"Jerry?" She kept her voice low and quiet, the tone she used when she had to tell him she had lost an account or any other bad news.
Jerry spun on his heels. His face was a storm cloud ready to explode. "Do you know anything about this?" He waved one hand back into the supply room and moved to the side, giving Sara a view of his personal crime scene.
The chair to which she had pinned Andy sat in front of a shelf, and on the shelf, right where her hands would have touched while she was atop him, was a crumpled pile of Jerry's personal stationery. She knew what must have happened and tried to reconstruct the events in her mind, but couldn't remember anything definite. It must have been their encounter. In the wild throes of lust, she must have grasped the shelf and destroyed the sacred paper; there was no other explanation.
"What happened?" She had to think fast, had to come up with an believable story. Maybe just claiming ignorance would work.
"Someone just signed their own termination notice is what happened." Jerry was fuming. She'd never seen him this angry.
"Who would do this?" Lack of knowledge was the best ploy she could come up with on such short notice.
"I'm going to find out." Jerry put his fists on his hips. "And when I do, there'll be hell to pay."
Sara had to know what he was planning so she could avoid blame. "But how? No one will admit to doing this."
"They don't have to." Jerry stepped back into the supply room and pointed up towards the ceiling.
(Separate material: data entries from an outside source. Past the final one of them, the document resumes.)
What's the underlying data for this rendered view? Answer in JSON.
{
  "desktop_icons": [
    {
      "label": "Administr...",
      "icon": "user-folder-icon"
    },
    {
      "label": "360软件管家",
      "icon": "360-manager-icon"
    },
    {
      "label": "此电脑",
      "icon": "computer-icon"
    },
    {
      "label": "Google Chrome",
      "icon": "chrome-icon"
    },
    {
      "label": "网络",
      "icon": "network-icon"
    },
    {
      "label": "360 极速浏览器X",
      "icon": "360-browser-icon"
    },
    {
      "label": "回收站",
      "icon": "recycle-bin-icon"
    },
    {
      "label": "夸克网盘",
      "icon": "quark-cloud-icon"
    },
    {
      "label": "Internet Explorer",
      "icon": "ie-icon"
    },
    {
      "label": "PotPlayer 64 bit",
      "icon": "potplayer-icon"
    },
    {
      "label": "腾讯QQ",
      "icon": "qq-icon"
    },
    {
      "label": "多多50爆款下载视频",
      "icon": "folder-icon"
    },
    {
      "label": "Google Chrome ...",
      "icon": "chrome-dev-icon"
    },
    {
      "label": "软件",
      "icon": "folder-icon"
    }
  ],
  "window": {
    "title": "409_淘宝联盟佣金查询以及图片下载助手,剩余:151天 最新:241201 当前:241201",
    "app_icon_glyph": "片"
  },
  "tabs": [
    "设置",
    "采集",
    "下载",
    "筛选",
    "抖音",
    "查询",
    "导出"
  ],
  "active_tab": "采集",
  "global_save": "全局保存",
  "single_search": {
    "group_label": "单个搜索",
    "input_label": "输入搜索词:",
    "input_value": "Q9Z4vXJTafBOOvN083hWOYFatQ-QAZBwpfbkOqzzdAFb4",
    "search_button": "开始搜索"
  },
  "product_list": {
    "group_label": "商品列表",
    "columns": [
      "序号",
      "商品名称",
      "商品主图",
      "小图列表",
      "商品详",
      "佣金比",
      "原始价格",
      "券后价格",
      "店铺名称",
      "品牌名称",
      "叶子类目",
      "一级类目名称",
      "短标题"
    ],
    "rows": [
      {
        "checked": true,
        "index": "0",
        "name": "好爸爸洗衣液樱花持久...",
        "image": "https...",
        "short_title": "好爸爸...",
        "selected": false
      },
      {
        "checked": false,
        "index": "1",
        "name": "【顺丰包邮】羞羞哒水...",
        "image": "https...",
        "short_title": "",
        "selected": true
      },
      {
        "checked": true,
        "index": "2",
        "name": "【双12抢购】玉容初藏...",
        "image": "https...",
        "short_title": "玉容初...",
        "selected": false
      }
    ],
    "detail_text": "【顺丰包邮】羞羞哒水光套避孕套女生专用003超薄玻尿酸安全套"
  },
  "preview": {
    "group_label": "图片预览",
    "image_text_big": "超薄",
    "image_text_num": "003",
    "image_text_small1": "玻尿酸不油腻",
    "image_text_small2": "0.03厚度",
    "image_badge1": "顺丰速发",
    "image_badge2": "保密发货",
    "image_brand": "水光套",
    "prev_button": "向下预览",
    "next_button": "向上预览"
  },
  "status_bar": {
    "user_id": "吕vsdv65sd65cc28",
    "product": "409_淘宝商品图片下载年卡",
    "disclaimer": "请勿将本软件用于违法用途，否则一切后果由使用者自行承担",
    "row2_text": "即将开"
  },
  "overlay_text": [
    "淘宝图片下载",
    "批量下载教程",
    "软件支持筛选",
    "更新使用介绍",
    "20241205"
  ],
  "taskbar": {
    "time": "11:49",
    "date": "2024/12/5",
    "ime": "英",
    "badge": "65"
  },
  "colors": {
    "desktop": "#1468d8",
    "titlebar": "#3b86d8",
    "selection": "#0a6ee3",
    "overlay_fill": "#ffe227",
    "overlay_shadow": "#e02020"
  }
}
Sara moved inside the room with him and looked up. There, in the corner where the wall and ceiling met, was a security camera aimed into the room. Shit, she thought. Motherfucking shit. I'm screwed.